* Dataset entries:
****

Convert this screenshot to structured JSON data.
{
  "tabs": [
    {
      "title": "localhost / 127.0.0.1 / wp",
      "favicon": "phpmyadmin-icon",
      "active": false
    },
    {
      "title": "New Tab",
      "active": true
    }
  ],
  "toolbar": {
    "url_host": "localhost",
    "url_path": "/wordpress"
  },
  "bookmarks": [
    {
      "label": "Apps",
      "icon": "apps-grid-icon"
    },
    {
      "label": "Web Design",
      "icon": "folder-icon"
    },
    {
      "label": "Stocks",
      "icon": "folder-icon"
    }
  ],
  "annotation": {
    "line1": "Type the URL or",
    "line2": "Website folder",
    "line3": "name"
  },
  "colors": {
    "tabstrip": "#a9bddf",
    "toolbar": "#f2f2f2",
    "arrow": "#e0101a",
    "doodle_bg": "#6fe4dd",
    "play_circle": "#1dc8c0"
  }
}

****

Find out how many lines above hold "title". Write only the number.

2